### WHAT IS BEING ASKED
Look through the entries below. Report each line that has the word "COMPONENTS" in it.

───

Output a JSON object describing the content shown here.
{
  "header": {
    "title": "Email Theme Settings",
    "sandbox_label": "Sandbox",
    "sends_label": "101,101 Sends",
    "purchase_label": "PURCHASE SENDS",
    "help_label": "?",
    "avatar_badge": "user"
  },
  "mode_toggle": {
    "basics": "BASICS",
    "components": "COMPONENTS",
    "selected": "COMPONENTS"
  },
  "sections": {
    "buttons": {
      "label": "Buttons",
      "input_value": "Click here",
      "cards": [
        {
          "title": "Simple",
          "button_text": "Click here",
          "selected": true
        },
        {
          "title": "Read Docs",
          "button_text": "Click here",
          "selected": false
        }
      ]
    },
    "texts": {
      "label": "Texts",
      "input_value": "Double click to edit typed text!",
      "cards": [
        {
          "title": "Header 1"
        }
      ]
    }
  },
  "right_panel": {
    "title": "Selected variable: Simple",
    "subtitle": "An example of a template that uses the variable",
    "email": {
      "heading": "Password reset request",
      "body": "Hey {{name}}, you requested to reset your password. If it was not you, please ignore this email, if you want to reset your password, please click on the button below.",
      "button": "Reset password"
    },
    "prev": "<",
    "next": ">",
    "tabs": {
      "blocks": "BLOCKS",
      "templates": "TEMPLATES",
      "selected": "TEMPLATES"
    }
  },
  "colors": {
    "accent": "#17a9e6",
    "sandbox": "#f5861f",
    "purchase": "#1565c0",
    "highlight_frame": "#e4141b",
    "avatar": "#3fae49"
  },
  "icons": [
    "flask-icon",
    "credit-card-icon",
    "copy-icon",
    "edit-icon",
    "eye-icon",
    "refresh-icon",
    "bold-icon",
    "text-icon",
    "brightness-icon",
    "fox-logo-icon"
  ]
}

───

### ANSWER TO THIS EXERCISE
    "components": "COMPONENTS",
    "selected": "COMPONENTS"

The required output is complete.